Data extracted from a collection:
————

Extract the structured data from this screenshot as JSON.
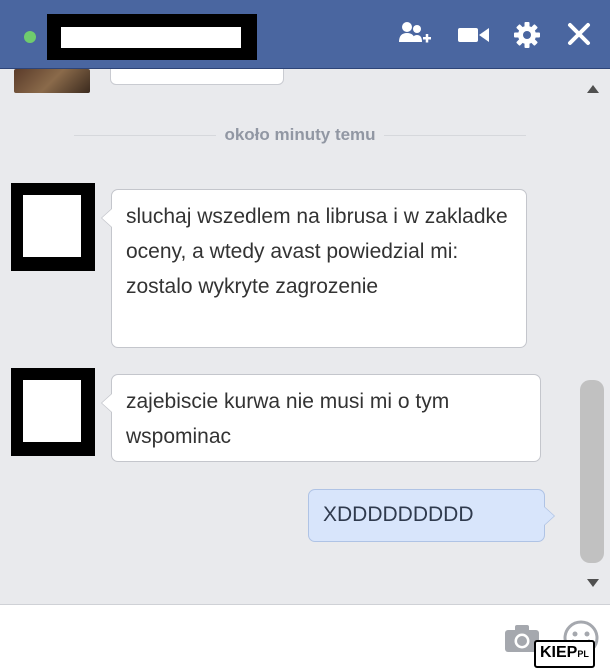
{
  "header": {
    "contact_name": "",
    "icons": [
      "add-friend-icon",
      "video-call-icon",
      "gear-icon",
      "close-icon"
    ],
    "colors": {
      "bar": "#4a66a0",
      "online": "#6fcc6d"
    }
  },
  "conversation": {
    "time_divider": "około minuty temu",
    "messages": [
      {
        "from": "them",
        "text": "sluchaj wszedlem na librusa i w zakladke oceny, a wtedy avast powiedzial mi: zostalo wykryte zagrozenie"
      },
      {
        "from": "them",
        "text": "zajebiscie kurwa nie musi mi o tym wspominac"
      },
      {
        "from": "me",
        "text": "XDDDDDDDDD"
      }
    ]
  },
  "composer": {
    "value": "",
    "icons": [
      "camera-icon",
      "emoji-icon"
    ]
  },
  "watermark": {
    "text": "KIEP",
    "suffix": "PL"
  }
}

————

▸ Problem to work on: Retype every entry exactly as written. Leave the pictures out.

▸ The answer:
Extract the structured data from this screenshot as JSON.
{
  "header": {
    "contact_name": "",
    "icons": [
      "add-friend-icon",
      "video-call-icon",
      "gear-icon",
      "close-icon"
    ],
    "colors": {
      "bar": "#4a66a0",
      "online": "#6fcc6d"
    }
  },
  "conversation": {
    "time_divider": "około minuty temu",
    "messages": [
      {
        "from": "them",
        "text": "sluchaj wszedlem na librusa i w zakladke oceny, a wtedy avast powiedzial mi: zostalo wykryte zagrozenie"
      },
      {
        "from": "them",
        "text": "zajebiscie kurwa nie musi mi o tym wspominac"
      },
      {
        "from": "me",
        "text": "XDDDDDDDDD"
      }
    ]
  },
  "composer": {
    "value": "",
    "icons": [
      "camera-icon",
      "emoji-icon"
    ]
  },
  "watermark": {
    "text": "KIEP",
    "suffix": "PL"
  }
}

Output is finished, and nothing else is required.